There are 53 Democrats and two Independents who support the CRPD. So, with 61 Senators (53 Democrats, 6 Republicans, and 2 Independents) whom we know will vote for the CRPD, we need six more. If the 34 Republicans I mentioned are approached in good faith, I am sure we will find more than six to support ratification. But, FIRST, they need to be asked to help and then be given the time to read a draft.

We can do this.

Thank you.
Common Grounder

Sunday, March 23, 2014




Akaka (D-HI)
Ayotte (R-NH)
Barrasso (R-WY)
Baucus (D-MT)
Begich (D-AK)
Bennet (D-CO)
Bingaman (D-NM),  retired Heinrich (D)
Blumenthal (D-CT)
Boxer (D-CA)
Brown (D-OH)
Brown (R-MA),  defeated by Warren (D)
Cantwell (D-WA)
Cardin (D-MD)
Carper (D-DE)
Casey (D-PA)
Collins (R-ME)
Conrad (D-ND),  retired; replaced by  Heitkamp (D) 
Coons (D-DE)
Durbin (D-IL)
Feinstein (D-CA)
Franken (D-MN)
Gillibrand (D-NY)
Hagan (D-NC)
Harkin (D-IA)
Inouye (D-HI)
Johnson (D-SD)
Kerry (D-MA),   replaced by Markey (D)
Klobuchar (D-MN)
Kohl (D-WI),  retired; replaced by   Baldwin (D)
Landrieu (D-LA)
Lautenberg (D-NJ), died; replaced by Booker (D)
Leahy (D-VT)
Levin (D-MI)
Lieberman (ID-CT),  retired; replaced by Murphy (D)
Lugar (R-IN),  retired; replaced by Donnelly (D)
Manchin (D-WV)
McCain (R-AZ)
McCaskill (D-MO)
Menendez (D-NJ)
Merkley (D-OR)
Mikulski (D-MD)
Murkowski (R-AK)
Murray (D-WA)
Nelson (D-FL)
Nelson (D-NE), retired; replaced by Fischer (R)
Pryor (D-AR)
Reed (D-RI)
Reid (D-NV)
Rockefeller (D-WV)
Sanders (I-VT)
Schumer (D-NY)
Shaheen (D-NH)
Snowe (R-ME),  retired; replaced by King (I)
Stabenow (D-MI)
Tester (D-MT)
Udall (D-CO)
Udall (D-NM)
Warner (D-VA)
Webb (D-VA), retired;  replaced by Kaine (D)
Whitehouse (D-RI)
Wyden (D-OR)

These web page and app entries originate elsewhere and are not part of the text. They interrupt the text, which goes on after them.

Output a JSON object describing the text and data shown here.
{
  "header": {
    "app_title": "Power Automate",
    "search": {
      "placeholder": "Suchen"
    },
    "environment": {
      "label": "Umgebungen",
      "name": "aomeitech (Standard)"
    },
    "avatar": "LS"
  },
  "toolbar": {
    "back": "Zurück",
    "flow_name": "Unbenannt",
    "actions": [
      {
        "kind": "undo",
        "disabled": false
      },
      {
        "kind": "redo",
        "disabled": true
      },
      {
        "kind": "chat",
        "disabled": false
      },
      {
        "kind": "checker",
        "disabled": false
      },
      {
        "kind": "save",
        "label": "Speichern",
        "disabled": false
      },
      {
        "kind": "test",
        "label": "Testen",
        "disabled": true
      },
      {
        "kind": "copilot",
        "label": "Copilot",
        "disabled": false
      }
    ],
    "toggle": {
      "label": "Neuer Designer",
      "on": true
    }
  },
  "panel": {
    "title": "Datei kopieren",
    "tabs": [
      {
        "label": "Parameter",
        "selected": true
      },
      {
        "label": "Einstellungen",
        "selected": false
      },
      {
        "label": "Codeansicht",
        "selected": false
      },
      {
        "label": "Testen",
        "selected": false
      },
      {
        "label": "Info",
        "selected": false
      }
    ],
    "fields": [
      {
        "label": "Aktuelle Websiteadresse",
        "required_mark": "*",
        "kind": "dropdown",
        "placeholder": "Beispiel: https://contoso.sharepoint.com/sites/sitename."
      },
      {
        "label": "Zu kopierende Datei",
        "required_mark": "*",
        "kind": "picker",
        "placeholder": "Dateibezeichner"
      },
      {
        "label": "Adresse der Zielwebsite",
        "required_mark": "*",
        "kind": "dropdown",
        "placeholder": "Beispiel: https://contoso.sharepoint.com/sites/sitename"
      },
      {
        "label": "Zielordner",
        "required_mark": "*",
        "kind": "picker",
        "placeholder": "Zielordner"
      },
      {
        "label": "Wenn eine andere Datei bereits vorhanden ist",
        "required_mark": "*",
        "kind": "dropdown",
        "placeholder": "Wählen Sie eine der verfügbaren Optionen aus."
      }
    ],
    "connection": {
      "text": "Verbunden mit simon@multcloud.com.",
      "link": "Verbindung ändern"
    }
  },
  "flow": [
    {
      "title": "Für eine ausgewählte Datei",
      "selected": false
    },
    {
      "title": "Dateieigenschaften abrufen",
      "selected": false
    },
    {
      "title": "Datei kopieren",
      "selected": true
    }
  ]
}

NAYs —38

Alexander (R-TN)
Blunt (R-MO)
Boozman (R-AR)
Burr (R-NC)
Chambliss (R-GA)
Coats (R-IN)
Coburn (R-OK)
Cochran (R-MS)
Corker (R-TN)
Cornyn (R-TX)
Crapo (R-ID)
DeMint (R-SC), retired; replaced by Scott (R)
Enzi (R-WY)
Graham (R-SC)
Grassley (R-IA)
Hatch (R-UT)
Heller (R-NV)
Hoeven (R-ND)
Hutchison (R-TX), retired; replaced by Cruz (R)
Inhofe (R-OK)
Isakson (R-GA)
Johanns (R-NE)
Johnson (R-WI)
Kyl (R-AZ), retired; replaced by Flake (R)
Lee (R-UT)
McConnell (R-KY)
Moran (R-KS)
Paul (R-KY)
Portman (R-OH)
Risch (R-ID)
Roberts (R-KS)
Rubio (R-FL)
Sessions (R-AL)
Shelby (R-AL)
Thune (R-SD)
Toomey (R-PA)
Vitter (R-LA)
Wicker (R-MS)

Not voting: Kirk (R-IL)

Need a simple majority to vote CRPD out of Senate Foreign Relations Committee (SFRC).
Current members of Senate Foreign Relations Committee are in bold.
Highlighted in yellow are Republicans who currently support CRPD.